══ Record set

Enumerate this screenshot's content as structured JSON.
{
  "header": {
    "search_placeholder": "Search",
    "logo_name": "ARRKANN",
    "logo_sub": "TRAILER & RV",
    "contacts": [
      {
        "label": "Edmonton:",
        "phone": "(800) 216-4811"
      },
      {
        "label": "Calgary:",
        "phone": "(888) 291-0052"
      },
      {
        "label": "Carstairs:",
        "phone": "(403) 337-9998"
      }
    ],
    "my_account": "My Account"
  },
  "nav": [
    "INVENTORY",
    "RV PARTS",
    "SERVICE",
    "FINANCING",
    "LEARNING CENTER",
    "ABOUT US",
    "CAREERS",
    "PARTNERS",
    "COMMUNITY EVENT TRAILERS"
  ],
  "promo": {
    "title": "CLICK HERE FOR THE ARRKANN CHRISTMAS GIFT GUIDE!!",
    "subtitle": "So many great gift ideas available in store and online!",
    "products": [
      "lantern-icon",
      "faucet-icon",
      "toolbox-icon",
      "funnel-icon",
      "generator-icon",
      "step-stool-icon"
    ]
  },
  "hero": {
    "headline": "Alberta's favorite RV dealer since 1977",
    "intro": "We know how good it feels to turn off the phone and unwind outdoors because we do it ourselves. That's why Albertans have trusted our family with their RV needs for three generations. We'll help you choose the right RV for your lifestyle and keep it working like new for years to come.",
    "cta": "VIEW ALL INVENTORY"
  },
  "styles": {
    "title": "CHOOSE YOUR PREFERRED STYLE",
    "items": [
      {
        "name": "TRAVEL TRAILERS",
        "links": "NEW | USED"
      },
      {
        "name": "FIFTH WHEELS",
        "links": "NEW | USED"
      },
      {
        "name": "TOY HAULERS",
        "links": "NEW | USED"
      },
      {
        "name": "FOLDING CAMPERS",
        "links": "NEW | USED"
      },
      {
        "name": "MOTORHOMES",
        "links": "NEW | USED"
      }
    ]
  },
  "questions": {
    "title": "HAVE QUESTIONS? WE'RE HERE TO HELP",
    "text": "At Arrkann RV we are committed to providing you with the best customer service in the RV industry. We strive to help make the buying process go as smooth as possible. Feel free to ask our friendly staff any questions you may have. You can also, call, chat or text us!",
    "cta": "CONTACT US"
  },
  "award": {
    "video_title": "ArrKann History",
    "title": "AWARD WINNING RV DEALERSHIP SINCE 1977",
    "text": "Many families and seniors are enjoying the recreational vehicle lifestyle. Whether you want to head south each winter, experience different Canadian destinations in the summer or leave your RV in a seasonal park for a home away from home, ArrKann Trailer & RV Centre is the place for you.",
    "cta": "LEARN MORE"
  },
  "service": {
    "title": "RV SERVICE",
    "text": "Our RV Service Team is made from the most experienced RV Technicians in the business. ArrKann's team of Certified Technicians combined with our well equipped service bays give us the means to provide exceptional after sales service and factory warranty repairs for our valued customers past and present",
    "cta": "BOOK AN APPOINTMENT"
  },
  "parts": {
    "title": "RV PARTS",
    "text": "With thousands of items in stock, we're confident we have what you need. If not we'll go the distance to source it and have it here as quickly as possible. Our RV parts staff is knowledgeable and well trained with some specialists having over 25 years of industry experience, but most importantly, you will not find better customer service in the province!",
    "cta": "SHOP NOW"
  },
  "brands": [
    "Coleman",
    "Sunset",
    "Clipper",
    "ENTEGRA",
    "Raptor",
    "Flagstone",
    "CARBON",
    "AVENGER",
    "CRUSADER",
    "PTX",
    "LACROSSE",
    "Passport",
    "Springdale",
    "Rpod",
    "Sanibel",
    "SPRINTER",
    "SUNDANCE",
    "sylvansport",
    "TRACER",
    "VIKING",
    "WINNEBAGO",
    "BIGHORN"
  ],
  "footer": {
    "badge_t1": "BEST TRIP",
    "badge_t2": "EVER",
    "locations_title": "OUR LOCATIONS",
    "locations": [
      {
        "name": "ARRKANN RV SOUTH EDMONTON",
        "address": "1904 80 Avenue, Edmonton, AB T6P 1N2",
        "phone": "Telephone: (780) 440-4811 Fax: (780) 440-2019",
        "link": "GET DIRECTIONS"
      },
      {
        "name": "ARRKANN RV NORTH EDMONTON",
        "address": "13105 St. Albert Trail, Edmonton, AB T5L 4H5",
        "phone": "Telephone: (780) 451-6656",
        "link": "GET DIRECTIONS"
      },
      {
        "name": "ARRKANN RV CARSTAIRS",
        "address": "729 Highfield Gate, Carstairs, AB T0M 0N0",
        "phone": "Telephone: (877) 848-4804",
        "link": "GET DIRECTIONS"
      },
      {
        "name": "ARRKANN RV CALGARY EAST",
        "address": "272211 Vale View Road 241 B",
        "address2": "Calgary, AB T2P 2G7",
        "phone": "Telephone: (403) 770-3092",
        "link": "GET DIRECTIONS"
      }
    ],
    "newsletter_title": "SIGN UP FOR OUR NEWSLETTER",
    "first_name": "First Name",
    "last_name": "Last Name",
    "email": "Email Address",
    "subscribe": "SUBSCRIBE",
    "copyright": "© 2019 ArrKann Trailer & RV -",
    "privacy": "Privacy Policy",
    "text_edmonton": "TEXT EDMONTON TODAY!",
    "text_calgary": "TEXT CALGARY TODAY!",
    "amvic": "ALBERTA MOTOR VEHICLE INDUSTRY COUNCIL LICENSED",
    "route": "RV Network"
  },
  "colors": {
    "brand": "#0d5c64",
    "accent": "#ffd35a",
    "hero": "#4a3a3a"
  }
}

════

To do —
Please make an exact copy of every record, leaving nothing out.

Your response —
Enumerate this screenshot's content as structured JSON.
{
  "header": {
    "search_placeholder": "Search",
    "logo_name": "ARRKANN",
    "logo_sub": "TRAILER & RV",
    "contacts": [
      {
        "label": "Edmonton:",
        "phone": "(800) 216-4811"
      },
      {
        "label": "Calgary:",
        "phone": "(888) 291-0052"
      },
      {
        "label": "Carstairs:",
        "phone": "(403) 337-9998"
      }
    ],
    "my_account": "My Account"
  },
  "nav": [
    "INVENTORY",
    "RV PARTS",
    "SERVICE",
    "FINANCING",
    "LEARNING CENTER",
    "ABOUT US",
    "CAREERS",
    "PARTNERS",
    "COMMUNITY EVENT TRAILERS"
  ],
  "promo": {
    "title": "CLICK HERE FOR THE ARRKANN CHRISTMAS GIFT GUIDE!!",
    "subtitle": "So many great gift ideas available in store and online!",
    "products": [
      "lantern-icon",
      "faucet-icon",
      "toolbox-icon",
      "funnel-icon",
      "generator-icon",
      "step-stool-icon"
    ]
  },
  "hero": {
    "headline": "Alberta's favorite RV dealer since 1977",
    "intro": "We know how good it feels to turn off the phone and unwind outdoors because we do it ourselves. That's why Albertans have trusted our family with their RV needs for three generations. We'll help you choose the right RV for your lifestyle and keep it working like new for years to come.",
    "cta": "VIEW ALL INVENTORY"
  },
  "styles": {
    "title": "CHOOSE YOUR PREFERRED STYLE",
    "items": [
      {
        "name": "TRAVEL TRAILERS",
        "links": "NEW | USED"
      },
      {
        "name": "FIFTH WHEELS",
        "links": "NEW | USED"
      },
      {
        "name": "TOY HAULERS",
        "links": "NEW | USED"
      },
      {
        "name": "FOLDING CAMPERS",
        "links": "NEW | USED"
      },
      {
        "name": "MOTORHOMES",
        "links": "NEW | USED"
      }
    ]
  },
  "questions": {
    "title": "HAVE QUESTIONS? WE'RE HERE TO HELP",
    "text": "At Arrkann RV we are committed to providing you with the best customer service in the RV industry. We strive to help make the buying process go as smooth as possible. Feel free to ask our friendly staff any questions you may have. You can also, call, chat or text us!",
    "cta": "CONTACT US"
  },
  "award": {
    "video_title": "ArrKann History",
    "title": "AWARD WINNING RV DEALERSHIP SINCE 1977",
    "text": "Many families and seniors are enjoying the recreational vehicle lifestyle. Whether you want to head south each winter, experience different Canadian destinations in the summer or leave your RV in a seasonal park for a home away from home, ArrKann Trailer & RV Centre is the place for you.",
    "cta": "LEARN MORE"
  },
  "service": {
    "title": "RV SERVICE",
    "text": "Our RV Service Team is made from the most experienced RV Technicians in the business. ArrKann's team of Certified Technicians combined with our well equipped service bays give us the means to provide exceptional after sales service and factory warranty repairs for our valued customers past and present",
    "cta": "BOOK AN APPOINTMENT"
  },
  "parts": {
    "title": "RV PARTS",
    "text": "With thousands of items in stock, we're confident we have what you need. If not we'll go the distance to source it and have it here as quickly as possible. Our RV parts staff is knowledgeable and well trained with some specialists having over 25 years of industry experience, but most importantly, you will not find better customer service in the province!",
    "cta": "SHOP NOW"
  },
  "brands": [
    "Coleman",
    "Sunset",
    "Clipper",
    "ENTEGRA",
    "Raptor",
    "Flagstone",
    "CARBON",
    "AVENGER",
    "CRUSADER",
    "PTX",
    "LACROSSE",
    "Passport",
    "Springdale",
    "Rpod",
    "Sanibel",
    "SPRINTER",
    "SUNDANCE",
    "sylvansport",
    "TRACER",
    "VIKING",
    "WINNEBAGO",
    "BIGHORN"
  ],
  "footer": {
    "badge_t1": "BEST TRIP",
    "badge_t2": "EVER",
    "locations_title": "OUR LOCATIONS",
    "locations": [
      {
        "name": "ARRKANN RV SOUTH EDMONTON",
        "address": "1904 80 Avenue, Edmonton, AB T6P 1N2",
        "phone": "Telephone: (780) 440-4811 Fax: (780) 440-2019",
        "link": "GET DIRECTIONS"
      },
      {
        "name": "ARRKANN RV NORTH EDMONTON",
        "address": "13105 St. Albert Trail, Edmonton, AB T5L 4H5",
        "phone": "Telephone: (780) 451-6656",
        "link": "GET DIRECTIONS"
      },
      {
        "name": "ARRKANN RV CARSTAIRS",
        "address": "729 Highfield Gate, Carstairs, AB T0M 0N0",
        "phone": "Telephone: (877) 848-4804",
        "link": "GET DIRECTIONS"
      },
      {
        "name": "ARRKANN RV CALGARY EAST",
        "address": "272211 Vale View Road 241 B",
        "address2": "Calgary, AB T2P 2G7",
        "phone": "Telephone: (403) 770-3092",
        "link": "GET DIRECTIONS"
      }
    ],
    "newsletter_title": "SIGN UP FOR OUR NEWSLETTER",
    "first_name": "First Name",
    "last_name": "Last Name",
    "email": "Email Address",
    "subscribe": "SUBSCRIBE",
    "copyright": "© 2019 ArrKann Trailer & RV -",
    "privacy": "Privacy Policy",
    "text_edmonton": "TEXT EDMONTON TODAY!",
    "text_calgary": "TEXT CALGARY TODAY!",
    "amvic": "ALBERTA MOTOR VEHICLE INDUSTRY COUNCIL LICENSED",
    "route": "RV Network"
  },
  "colors": {
    "brand": "#0d5c64",
    "accent": "#ffd35a",
    "hero": "#4a3a3a"
  }
}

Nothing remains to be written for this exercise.